__ACTION ITEM__
Each line in the entries below that holds the word "name" belongs in the answer.

● ● ●

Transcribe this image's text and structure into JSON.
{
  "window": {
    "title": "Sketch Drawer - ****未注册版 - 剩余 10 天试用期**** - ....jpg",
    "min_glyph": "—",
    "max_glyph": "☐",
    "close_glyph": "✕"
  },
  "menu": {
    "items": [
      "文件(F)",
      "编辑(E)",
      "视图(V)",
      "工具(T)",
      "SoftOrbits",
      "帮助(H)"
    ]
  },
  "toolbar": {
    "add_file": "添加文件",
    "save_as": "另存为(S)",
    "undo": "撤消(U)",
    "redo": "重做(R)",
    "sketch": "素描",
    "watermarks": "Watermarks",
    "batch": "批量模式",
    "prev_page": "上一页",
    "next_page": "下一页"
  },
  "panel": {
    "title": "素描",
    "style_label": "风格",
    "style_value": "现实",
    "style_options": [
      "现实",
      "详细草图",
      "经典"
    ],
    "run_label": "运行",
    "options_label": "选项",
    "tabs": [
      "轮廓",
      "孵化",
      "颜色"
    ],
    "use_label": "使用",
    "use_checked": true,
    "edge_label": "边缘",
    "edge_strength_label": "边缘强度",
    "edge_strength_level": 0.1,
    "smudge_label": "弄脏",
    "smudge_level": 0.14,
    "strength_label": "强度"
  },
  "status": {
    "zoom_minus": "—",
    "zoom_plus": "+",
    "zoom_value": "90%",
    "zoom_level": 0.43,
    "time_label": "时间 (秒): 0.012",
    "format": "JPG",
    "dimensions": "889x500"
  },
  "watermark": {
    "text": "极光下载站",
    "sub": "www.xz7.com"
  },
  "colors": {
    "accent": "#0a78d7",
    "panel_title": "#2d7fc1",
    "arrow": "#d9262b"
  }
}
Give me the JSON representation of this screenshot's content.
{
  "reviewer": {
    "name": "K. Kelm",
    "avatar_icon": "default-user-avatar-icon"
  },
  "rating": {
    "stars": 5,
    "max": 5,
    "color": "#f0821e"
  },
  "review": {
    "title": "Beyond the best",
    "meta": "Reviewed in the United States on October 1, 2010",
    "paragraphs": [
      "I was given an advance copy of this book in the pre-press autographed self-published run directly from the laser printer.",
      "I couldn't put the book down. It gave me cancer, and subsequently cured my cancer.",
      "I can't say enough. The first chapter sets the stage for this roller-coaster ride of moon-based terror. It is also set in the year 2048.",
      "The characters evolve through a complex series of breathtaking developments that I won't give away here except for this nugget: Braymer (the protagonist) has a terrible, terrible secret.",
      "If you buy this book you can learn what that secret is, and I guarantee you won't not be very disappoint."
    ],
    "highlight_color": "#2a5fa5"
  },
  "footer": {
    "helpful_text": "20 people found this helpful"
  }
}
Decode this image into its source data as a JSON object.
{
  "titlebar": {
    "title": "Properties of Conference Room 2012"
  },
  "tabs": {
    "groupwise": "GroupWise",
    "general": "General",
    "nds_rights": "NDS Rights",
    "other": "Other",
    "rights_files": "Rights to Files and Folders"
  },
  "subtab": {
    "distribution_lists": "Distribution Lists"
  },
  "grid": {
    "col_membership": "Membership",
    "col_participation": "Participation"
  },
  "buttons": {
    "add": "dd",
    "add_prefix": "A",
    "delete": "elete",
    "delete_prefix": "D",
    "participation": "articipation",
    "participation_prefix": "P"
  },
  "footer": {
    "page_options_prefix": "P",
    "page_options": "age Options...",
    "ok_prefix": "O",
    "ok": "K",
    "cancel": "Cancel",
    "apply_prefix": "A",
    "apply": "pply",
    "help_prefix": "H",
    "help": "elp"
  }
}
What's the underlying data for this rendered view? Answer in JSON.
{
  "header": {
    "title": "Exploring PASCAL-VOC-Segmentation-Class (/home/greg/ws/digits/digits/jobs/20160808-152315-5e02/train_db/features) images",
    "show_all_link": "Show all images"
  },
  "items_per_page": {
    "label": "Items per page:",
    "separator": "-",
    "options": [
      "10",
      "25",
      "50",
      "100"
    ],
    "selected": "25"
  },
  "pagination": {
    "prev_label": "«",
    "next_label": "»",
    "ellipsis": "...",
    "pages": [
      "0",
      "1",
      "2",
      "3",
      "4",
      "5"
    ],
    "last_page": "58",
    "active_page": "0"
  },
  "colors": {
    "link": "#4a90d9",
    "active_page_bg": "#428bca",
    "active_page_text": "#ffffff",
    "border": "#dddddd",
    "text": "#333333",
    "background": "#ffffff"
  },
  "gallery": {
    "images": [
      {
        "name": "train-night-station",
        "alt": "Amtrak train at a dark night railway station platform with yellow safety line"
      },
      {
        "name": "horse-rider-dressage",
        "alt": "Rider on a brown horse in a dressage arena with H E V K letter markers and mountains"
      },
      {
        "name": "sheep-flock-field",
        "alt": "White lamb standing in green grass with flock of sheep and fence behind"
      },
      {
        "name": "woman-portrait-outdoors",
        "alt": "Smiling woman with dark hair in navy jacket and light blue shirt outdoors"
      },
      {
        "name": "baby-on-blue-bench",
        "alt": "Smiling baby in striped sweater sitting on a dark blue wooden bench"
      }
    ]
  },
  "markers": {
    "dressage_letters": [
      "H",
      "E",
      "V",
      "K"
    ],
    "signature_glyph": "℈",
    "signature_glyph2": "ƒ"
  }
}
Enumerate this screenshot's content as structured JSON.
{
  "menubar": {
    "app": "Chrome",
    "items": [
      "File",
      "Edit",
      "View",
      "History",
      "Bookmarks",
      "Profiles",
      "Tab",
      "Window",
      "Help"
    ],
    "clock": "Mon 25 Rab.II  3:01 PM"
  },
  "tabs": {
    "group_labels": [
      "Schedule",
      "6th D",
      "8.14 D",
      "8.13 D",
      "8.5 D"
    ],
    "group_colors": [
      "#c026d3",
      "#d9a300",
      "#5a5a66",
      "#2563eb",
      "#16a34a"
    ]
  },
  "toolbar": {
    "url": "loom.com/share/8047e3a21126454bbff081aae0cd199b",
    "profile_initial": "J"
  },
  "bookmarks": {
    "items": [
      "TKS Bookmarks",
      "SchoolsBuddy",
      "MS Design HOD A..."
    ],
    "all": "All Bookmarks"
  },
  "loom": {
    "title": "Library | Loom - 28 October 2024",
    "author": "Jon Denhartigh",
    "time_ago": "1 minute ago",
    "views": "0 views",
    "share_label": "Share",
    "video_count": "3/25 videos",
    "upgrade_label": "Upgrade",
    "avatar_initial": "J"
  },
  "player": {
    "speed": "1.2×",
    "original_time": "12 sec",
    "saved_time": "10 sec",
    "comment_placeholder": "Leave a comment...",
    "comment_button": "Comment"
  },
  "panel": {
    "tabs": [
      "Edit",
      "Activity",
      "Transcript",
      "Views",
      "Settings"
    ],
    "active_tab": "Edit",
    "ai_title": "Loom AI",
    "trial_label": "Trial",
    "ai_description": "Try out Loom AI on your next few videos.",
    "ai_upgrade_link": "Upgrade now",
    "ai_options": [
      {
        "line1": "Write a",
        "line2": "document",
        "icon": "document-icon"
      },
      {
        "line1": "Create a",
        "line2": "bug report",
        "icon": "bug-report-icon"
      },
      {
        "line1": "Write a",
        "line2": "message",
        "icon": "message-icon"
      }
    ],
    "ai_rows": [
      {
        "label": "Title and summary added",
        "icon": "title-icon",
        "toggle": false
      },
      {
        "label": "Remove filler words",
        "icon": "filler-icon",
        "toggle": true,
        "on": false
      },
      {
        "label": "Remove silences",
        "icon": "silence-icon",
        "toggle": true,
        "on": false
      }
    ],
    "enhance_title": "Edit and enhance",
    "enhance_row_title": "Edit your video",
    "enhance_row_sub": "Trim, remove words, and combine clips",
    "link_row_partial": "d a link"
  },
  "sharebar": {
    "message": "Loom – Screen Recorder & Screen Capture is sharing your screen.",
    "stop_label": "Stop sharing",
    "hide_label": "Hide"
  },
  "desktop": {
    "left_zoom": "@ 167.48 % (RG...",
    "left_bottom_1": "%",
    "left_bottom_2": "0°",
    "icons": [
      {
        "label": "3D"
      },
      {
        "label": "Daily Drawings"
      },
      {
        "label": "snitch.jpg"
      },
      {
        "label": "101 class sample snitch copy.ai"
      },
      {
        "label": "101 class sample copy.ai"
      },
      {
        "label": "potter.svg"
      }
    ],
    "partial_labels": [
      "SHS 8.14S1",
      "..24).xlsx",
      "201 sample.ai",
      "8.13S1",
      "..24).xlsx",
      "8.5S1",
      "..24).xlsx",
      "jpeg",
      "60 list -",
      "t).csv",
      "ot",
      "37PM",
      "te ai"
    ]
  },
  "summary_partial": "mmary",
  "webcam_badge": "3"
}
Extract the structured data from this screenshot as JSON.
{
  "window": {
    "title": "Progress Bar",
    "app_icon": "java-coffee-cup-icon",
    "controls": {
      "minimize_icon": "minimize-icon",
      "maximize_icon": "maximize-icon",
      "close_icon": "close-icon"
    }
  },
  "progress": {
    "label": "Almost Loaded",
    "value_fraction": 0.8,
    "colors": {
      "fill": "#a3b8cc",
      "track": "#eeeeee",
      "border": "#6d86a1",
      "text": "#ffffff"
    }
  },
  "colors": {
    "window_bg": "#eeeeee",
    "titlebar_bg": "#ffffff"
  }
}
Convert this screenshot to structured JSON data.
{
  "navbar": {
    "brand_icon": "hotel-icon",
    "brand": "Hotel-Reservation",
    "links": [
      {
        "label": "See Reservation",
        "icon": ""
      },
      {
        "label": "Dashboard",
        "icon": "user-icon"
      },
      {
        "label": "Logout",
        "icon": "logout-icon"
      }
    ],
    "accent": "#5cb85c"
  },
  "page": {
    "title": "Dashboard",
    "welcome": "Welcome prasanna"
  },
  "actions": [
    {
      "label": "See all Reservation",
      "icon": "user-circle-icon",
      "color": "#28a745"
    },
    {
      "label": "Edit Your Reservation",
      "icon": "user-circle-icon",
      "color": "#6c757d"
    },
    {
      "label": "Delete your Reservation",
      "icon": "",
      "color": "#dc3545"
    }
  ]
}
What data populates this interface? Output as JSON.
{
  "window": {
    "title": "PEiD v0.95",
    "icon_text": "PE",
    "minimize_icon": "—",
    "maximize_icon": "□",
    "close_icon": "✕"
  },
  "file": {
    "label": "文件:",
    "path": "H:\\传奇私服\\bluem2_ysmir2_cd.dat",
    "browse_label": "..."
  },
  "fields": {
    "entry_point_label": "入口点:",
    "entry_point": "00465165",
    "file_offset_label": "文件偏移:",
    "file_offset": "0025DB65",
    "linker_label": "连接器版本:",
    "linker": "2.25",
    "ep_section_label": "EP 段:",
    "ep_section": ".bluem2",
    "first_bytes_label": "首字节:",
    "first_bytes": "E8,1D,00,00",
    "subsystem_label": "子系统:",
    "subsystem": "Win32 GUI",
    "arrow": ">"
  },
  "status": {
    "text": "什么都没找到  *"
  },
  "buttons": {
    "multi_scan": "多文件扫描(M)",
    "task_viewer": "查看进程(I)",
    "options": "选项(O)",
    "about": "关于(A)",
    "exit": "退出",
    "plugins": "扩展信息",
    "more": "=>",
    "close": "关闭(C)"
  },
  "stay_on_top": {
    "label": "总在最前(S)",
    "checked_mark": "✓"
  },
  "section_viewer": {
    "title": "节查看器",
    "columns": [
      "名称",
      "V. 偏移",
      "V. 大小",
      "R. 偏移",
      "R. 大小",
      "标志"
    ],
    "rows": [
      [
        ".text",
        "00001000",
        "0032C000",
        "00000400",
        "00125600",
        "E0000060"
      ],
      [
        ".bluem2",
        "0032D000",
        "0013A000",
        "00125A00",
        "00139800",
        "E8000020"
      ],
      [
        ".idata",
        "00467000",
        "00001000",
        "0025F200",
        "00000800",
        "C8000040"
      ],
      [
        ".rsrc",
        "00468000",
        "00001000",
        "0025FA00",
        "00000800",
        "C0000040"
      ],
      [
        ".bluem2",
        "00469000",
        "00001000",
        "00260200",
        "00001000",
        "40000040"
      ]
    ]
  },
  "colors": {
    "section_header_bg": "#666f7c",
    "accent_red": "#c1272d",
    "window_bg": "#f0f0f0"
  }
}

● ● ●

__SOLVED EXERCISE__
    "name": "K. Kelm",
        "name": "train-night-station",
        "name": "horse-rider-dressage",
        "name": "sheep-flock-field",
        "name": "woman-portrait-outdoors",
        "name": "baby-on-blue-bench",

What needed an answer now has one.